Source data
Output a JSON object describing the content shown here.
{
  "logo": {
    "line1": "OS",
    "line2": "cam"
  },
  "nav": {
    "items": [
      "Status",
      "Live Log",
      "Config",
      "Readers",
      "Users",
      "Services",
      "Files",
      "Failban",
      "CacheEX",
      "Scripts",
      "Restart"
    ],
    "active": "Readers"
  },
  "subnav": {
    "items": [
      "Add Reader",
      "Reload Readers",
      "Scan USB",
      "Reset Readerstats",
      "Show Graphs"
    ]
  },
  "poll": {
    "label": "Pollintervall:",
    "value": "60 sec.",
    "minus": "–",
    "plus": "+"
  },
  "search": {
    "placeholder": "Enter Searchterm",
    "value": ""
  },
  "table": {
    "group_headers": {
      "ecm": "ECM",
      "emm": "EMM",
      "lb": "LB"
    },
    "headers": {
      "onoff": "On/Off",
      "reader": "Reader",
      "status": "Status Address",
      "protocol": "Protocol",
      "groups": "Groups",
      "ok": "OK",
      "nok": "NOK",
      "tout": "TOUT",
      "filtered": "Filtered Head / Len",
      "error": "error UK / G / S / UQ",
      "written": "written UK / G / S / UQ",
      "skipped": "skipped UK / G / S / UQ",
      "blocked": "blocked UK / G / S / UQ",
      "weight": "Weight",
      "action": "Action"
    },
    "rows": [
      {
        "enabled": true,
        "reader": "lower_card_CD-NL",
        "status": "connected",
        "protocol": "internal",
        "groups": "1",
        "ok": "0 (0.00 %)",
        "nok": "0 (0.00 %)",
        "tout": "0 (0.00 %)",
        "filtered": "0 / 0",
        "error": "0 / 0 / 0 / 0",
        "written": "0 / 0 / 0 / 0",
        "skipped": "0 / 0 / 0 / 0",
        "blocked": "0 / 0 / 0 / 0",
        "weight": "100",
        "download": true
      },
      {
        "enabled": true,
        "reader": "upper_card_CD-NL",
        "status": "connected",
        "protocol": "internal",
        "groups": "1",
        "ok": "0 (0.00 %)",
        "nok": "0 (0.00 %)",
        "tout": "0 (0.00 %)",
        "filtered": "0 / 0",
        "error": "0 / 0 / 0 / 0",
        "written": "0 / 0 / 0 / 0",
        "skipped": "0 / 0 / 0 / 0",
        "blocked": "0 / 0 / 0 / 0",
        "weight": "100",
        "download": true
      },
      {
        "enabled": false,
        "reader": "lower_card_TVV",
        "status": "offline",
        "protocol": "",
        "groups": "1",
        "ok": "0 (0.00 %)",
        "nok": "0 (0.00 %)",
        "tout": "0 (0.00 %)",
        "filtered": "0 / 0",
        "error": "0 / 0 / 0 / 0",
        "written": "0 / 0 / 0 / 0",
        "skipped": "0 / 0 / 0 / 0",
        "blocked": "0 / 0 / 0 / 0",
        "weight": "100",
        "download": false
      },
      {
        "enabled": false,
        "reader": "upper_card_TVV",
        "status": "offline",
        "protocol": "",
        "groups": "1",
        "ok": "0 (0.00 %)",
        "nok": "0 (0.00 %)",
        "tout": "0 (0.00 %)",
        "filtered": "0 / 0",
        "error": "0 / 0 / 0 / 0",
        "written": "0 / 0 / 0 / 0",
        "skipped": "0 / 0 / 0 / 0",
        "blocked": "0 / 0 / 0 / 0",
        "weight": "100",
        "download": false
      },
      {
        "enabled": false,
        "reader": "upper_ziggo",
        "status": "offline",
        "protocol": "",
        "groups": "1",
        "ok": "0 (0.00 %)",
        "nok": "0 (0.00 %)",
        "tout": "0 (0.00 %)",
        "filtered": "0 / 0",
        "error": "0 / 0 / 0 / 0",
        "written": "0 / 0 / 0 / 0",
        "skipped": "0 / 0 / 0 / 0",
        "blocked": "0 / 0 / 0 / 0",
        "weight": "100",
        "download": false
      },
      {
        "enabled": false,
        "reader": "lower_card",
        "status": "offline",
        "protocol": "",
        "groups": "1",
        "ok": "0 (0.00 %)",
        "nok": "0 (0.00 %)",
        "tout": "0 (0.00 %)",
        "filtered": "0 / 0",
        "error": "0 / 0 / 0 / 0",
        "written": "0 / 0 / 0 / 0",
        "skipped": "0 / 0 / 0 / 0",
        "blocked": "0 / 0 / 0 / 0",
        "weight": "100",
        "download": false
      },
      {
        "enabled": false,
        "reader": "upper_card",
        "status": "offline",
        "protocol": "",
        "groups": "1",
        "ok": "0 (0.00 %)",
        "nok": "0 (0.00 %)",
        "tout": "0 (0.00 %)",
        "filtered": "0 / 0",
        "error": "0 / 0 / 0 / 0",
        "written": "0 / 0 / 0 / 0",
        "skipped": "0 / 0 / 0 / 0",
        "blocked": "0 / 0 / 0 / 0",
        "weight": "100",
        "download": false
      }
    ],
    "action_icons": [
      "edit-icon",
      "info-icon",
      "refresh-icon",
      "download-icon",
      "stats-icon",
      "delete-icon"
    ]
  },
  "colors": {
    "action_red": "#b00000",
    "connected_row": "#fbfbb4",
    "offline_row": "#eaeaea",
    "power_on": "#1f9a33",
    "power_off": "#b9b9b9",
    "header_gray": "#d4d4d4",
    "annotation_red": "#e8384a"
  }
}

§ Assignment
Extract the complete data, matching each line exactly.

§ Output of the task
Output a JSON object describing the content shown here.
{
  "logo": {
    "line1": "OS",
    "line2": "cam"
  },
  "nav": {
    "items": [
      "Status",
      "Live Log",
      "Config",
      "Readers",
      "Users",
      "Services",
      "Files",
      "Failban",
      "CacheEX",
      "Scripts",
      "Restart"
    ],
    "active": "Readers"
  },
  "subnav": {
    "items": [
      "Add Reader",
      "Reload Readers",
      "Scan USB",
      "Reset Readerstats",
      "Show Graphs"
    ]
  },
  "poll": {
    "label": "Pollintervall:",
    "value": "60 sec.",
    "minus": "–",
    "plus": "+"
  },
  "search": {
    "placeholder": "Enter Searchterm",
    "value": ""
  },
  "table": {
    "group_headers": {
      "ecm": "ECM",
      "emm": "EMM",
      "lb": "LB"
    },
    "headers": {
      "onoff": "On/Off",
      "reader": "Reader",
      "status": "Status Address",
      "protocol": "Protocol",
      "groups": "Groups",
      "ok": "OK",
      "nok": "NOK",
      "tout": "TOUT",
      "filtered": "Filtered Head / Len",
      "error": "error UK / G / S / UQ",
      "written": "written UK / G / S / UQ",
      "skipped": "skipped UK / G / S / UQ",
      "blocked": "blocked UK / G / S / UQ",
      "weight": "Weight",
      "action": "Action"
    },
    "rows": [
      {
        "enabled": true,
        "reader": "lower_card_CD-NL",
        "status": "connected",
        "protocol": "internal",
        "groups": "1",
        "ok": "0 (0.00 %)",
        "nok": "0 (0.00 %)",
        "tout": "0 (0.00 %)",
        "filtered": "0 / 0",
        "error": "0 / 0 / 0 / 0",
        "written": "0 / 0 / 0 / 0",
        "skipped": "0 / 0 / 0 / 0",
        "blocked": "0 / 0 / 0 / 0",
        "weight": "100",
        "download": true
      },
      {
        "enabled": true,
        "reader": "upper_card_CD-NL",
        "status": "connected",
        "protocol": "internal",
        "groups": "1",
        "ok": "0 (0.00 %)",
        "nok": "0 (0.00 %)",
        "tout": "0 (0.00 %)",
        "filtered": "0 / 0",
        "error": "0 / 0 / 0 / 0",
        "written": "0 / 0 / 0 / 0",
        "skipped": "0 / 0 / 0 / 0",
        "blocked": "0 / 0 / 0 / 0",
        "weight": "100",
        "download": true
      },
      {
        "enabled": false,
        "reader": "lower_card_TVV",
        "status": "offline",
        "protocol": "",
        "groups": "1",
        "ok": "0 (0.00 %)",
        "nok": "0 (0.00 %)",
        "tout": "0 (0.00 %)",
        "filtered": "0 / 0",
        "error": "0 / 0 / 0 / 0",
        "written": "0 / 0 / 0 / 0",
        "skipped": "0 / 0 / 0 / 0",
        "blocked": "0 / 0 / 0 / 0",
        "weight": "100",
        "download": false
      },
      {
        "enabled": false,
        "reader": "upper_card_TVV",
        "status": "offline",
        "protocol": "",
        "groups": "1",
        "ok": "0 (0.00 %)",
        "nok": "0 (0.00 %)",
        "tout": "0 (0.00 %)",
        "filtered": "0 / 0",
        "error": "0 / 0 / 0 / 0",
        "written": "0 / 0 / 0 / 0",
        "skipped": "0 / 0 / 0 / 0",
        "blocked": "0 / 0 / 0 / 0",
        "weight": "100",
        "download": false
      },
      {
        "enabled": false,
        "reader": "upper_ziggo",
        "status": "offline",
        "protocol": "",
        "groups": "1",
        "ok": "0 (0.00 %)",
        "nok": "0 (0.00 %)",
        "tout": "0 (0.00 %)",
        "filtered": "0 / 0",
        "error": "0 / 0 / 0 / 0",
        "written": "0 / 0 / 0 / 0",
        "skipped": "0 / 0 / 0 / 0",
        "blocked": "0 / 0 / 0 / 0",
        "weight": "100",
        "download": false
      },
      {
        "enabled": false,
        "reader": "lower_card",
        "status": "offline",
        "protocol": "",
        "groups": "1",
        "ok": "0 (0.00 %)",
        "nok": "0 (0.00 %)",
        "tout": "0 (0.00 %)",
        "filtered": "0 / 0",
        "error": "0 / 0 / 0 / 0",
        "written": "0 / 0 / 0 / 0",
        "skipped": "0 / 0 / 0 / 0",
        "blocked": "0 / 0 / 0 / 0",
        "weight": "100",
        "download": false
      },
      {
        "enabled": false,
        "reader": "upper_card",
        "status": "offline",
        "protocol": "",
        "groups": "1",
        "ok": "0 (0.00 %)",
        "nok": "0 (0.00 %)",
        "tout": "0 (0.00 %)",
        "filtered": "0 / 0",
        "error": "0 / 0 / 0 / 0",
        "written": "0 / 0 / 0 / 0",
        "skipped": "0 / 0 / 0 / 0",
        "blocked": "0 / 0 / 0 / 0",
        "weight": "100",
        "download": false
      }
    ],
    "action_icons": [
      "edit-icon",
      "info-icon",
      "refresh-icon",
      "download-icon",
      "stats-icon",
      "delete-icon"
    ]
  },
  "colors": {
    "action_red": "#b00000",
    "connected_row": "#fbfbb4",
    "offline_row": "#eaeaea",
    "power_on": "#1f9a33",
    "power_off": "#b9b9b9",
    "header_gray": "#d4d4d4",
    "annotation_red": "#e8384a"
  }
}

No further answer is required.